Items listed in a dataset –
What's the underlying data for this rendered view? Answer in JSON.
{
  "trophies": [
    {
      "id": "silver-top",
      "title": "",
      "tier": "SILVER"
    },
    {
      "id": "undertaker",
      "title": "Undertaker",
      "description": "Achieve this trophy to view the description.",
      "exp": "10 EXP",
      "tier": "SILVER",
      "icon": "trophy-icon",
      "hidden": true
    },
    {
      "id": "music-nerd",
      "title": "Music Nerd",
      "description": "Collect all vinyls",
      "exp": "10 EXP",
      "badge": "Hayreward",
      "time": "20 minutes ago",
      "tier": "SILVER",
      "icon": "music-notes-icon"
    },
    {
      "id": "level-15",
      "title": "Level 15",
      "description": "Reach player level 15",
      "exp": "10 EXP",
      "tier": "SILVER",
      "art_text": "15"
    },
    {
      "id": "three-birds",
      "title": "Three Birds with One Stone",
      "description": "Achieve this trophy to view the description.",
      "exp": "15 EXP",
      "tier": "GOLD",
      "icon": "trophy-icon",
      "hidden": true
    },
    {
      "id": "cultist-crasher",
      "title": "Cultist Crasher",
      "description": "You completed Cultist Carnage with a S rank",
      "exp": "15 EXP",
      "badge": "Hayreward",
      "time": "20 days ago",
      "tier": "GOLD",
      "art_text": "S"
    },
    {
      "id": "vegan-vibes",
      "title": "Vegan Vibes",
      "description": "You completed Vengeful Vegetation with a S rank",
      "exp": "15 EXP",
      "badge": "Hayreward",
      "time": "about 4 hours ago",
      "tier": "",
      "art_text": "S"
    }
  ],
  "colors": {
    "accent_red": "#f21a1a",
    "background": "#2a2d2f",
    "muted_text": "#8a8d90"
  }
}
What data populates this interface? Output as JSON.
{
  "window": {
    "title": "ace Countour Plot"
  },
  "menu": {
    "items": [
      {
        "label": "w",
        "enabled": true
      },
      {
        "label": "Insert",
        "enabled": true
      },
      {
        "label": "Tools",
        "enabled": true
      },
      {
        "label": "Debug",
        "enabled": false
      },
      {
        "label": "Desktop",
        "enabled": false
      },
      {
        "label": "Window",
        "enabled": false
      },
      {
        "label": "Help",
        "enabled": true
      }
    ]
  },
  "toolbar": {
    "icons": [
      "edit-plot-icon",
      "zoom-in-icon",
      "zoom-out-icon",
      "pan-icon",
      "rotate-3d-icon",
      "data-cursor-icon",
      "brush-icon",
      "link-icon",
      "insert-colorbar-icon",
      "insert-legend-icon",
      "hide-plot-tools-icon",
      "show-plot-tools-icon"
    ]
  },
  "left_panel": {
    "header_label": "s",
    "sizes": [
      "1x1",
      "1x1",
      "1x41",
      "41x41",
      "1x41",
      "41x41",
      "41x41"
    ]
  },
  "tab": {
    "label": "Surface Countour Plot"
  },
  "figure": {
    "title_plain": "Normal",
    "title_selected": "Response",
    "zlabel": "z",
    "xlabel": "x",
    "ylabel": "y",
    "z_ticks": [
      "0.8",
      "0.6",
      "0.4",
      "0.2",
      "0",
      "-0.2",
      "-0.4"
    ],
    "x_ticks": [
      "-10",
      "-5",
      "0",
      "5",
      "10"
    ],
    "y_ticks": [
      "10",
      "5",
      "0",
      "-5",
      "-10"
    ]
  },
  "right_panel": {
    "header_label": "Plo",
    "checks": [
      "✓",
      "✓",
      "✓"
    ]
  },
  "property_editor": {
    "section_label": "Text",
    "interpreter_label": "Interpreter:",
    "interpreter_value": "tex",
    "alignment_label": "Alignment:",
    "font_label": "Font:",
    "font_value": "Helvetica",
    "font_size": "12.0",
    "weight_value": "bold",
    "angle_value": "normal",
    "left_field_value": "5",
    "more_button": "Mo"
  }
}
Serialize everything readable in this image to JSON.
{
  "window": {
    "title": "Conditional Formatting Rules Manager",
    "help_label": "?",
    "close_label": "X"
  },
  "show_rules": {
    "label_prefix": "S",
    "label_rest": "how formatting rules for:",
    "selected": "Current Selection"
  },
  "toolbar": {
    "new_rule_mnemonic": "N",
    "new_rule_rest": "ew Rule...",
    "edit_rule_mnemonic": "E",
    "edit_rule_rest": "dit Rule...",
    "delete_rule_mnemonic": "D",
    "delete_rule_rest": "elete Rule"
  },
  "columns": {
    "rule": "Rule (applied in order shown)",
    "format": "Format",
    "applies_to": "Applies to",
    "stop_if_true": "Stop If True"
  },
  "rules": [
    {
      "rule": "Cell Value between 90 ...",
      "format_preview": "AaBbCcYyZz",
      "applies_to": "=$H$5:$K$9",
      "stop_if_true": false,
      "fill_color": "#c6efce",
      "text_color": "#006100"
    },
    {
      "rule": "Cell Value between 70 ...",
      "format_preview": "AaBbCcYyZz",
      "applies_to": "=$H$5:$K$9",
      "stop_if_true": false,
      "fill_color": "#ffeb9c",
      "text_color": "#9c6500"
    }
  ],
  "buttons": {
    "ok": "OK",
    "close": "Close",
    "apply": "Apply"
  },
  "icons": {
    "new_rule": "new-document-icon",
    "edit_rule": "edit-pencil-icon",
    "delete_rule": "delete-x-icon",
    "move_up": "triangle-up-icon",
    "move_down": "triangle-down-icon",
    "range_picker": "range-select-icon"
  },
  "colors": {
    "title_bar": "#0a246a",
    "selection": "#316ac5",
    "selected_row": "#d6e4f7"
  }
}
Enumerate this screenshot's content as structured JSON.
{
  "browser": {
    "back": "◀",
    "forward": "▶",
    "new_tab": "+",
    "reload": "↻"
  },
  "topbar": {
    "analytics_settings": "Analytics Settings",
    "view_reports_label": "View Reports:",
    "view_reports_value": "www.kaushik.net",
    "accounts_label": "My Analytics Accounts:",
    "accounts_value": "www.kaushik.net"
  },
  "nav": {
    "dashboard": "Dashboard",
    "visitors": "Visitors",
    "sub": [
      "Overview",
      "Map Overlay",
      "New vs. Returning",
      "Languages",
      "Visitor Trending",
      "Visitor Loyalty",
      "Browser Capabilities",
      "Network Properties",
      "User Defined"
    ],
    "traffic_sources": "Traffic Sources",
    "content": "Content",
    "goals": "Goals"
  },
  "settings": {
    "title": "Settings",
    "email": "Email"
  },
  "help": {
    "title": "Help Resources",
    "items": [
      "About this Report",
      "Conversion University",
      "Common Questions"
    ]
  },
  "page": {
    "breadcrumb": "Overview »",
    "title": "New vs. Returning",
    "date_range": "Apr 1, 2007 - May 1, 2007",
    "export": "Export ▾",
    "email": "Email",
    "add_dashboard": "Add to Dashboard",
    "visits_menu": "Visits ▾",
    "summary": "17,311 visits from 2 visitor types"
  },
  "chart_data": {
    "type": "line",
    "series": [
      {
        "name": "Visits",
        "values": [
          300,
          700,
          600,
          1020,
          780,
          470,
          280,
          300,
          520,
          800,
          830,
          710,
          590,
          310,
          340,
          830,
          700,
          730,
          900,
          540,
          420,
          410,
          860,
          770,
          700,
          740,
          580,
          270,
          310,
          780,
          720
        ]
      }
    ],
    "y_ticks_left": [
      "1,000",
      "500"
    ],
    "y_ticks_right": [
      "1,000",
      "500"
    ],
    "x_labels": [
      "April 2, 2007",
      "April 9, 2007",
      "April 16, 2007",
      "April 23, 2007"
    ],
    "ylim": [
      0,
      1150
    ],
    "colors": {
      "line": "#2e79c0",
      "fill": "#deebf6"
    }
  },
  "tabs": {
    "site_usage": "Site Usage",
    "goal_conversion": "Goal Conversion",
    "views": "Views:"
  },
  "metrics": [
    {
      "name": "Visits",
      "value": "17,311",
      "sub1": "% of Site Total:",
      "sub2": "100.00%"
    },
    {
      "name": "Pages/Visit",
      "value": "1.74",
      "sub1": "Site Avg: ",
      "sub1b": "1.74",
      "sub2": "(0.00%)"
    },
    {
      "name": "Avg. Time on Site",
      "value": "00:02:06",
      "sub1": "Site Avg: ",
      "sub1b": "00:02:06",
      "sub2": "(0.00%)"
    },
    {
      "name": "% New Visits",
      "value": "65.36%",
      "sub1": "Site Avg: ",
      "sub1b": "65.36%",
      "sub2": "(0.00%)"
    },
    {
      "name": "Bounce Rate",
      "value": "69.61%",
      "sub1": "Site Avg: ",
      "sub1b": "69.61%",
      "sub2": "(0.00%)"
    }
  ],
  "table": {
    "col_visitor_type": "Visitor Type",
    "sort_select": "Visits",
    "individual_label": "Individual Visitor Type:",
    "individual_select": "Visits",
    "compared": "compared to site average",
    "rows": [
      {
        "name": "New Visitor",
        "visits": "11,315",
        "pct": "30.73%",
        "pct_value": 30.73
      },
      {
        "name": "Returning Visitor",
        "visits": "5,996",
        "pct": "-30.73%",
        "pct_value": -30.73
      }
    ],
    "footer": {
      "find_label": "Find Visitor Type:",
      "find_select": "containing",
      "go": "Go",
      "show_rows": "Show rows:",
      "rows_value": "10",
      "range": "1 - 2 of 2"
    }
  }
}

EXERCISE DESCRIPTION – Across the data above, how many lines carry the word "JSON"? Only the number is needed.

ANSWER TO THE PROBLEM – 4